Schumer said that when all the provisions of the compromise measure are tallied, New York state — not the state’s treasury but its people, businesses, municipalities and institutions — will come out far ahead of other states.
The stock markets surged Tuesday on hopes of the aid bill being passed and were up significantly again through midday Wednesday, but gave back much of their gains later as uncertainty over the COVID-19 relief bill began to grow.
Along with criticizing the aid package, Cuomo used Wednesday’s briefing to return to some topics which have vexed and stymied state officials as they try to slow the spread of the disease and prepare for its wider spread: Social distancing and ventilators for hospital intensive care units.
Particularly in densely packed New York City, he said, people aren’t staying far enough apart to prevent transmission of the disease. He signed off on that city’s plan to close certain streets to get people off the sidewalks, have people not play contact sports and instruct kids to keep apart on playgrounds.
If that doesn’t work, Cuomo said, he’ll ban basketball and shut down playgrounds.
Ventilators are the expensive mechanical devices that keep people breathing and alive when they are critically ill with a respiratory disease such as COVID-19. Like N95 respirator masks, ventilators have taken on a life of their own as a sort of holy grail of the emergency response community during this crisis, with widely varying numbers of what’s available, what’s needed and how far apart the two figures are.

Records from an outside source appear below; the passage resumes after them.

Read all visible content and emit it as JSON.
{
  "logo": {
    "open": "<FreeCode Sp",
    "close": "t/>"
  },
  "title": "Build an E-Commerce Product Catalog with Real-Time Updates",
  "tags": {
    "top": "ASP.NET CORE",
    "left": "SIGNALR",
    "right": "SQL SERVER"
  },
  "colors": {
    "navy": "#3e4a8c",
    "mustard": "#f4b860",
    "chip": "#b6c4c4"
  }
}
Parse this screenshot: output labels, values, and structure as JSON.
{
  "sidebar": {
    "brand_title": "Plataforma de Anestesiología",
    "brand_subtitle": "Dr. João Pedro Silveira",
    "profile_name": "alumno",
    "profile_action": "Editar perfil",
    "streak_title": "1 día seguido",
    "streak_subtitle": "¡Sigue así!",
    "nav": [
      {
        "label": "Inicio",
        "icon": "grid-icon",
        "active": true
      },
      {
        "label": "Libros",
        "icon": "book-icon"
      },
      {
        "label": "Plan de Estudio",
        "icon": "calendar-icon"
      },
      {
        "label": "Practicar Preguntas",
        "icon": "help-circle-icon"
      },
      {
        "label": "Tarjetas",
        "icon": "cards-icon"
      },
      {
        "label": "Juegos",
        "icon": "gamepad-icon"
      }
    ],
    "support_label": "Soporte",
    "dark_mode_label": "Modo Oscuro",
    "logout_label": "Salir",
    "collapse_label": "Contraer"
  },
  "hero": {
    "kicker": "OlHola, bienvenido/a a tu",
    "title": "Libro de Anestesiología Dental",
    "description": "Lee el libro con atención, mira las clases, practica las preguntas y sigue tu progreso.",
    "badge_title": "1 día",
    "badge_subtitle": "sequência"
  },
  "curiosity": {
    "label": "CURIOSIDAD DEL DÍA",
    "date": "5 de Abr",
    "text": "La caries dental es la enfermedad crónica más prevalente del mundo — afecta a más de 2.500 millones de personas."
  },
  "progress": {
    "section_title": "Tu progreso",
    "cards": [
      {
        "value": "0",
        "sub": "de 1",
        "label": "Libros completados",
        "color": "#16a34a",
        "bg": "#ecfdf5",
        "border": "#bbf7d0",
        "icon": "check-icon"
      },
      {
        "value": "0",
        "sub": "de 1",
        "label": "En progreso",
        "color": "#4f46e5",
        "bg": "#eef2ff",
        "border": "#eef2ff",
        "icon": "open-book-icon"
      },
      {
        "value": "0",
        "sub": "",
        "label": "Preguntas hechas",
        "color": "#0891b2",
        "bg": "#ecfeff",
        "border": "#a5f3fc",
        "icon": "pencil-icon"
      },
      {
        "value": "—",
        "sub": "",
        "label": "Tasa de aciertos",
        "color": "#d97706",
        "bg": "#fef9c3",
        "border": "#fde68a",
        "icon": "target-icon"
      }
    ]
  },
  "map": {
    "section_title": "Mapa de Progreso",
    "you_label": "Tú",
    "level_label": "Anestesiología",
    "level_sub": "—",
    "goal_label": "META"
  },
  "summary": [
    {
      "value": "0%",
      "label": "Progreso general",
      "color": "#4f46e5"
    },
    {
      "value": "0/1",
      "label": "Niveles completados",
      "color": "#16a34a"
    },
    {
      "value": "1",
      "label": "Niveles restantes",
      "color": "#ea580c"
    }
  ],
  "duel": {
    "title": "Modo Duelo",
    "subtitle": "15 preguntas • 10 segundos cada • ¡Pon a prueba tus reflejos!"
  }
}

New York entered the crisis with about 4,000 ventilators in the state’s hospitals, Cuomo said, and he dispatched teams to buy all that were available — about 7,000 more. So it has 11,000 now. And the federal government has committed to sending 4,000 more.
But Cuomo wants 30,000 ventilators on hand. As recently as Tuesday, he demanded the government free up a stockpile he quantified at 20,000 units so New York could be ready for a surge in patients.
Vice President Pence has said there’s a stockpile of “more than 10,000.” President Trump has said the stockpile has “massive numbers” of ventilators. The Los Angeles Times last week, writing about the Strategic National Stockpile, didn’t offer even a ballpark number. The Center For Public Integrity on Tuesday placed the stockpile at exactly 16,600.
In his briefing Wednesday, Cuomo said the federal government didn’t have a stockpile.
The issue hasn’t come to a head yet in New York, or anywhere in America, where the virus was reported later than other countries. Of the 30,811 confirmed cases in New York state through Wednesday morning, 3,895 have had to be hospitalized but only 888 of them in intensive care units, potentially with ventilators. Many of the hospitalized patients have gone home, and none of the state’s emergency reserve of ventilators has had to be used.
In fact, Cuomo said, the hospitalization curve is slowing down.
“This is a very good sign and a positive sign,” he said, though adding that hospitalizations are expected to peak in about 21 days.
In the Capital Region, Albany County had 152 confirmed cases as of Wednesday afternoon, and had been surpassed by Dutchess County (153 cases) as highest upstate. Fulton County had one confirmed case, Montgomery County four, Rensselaer County 31, Saratoga County 64, Schenectady County 55 and Schoharie County two.
National figures are lagged by a day. As of Tuesday afternoon, the United States had 54,453 confirmed cases and 737 deaths.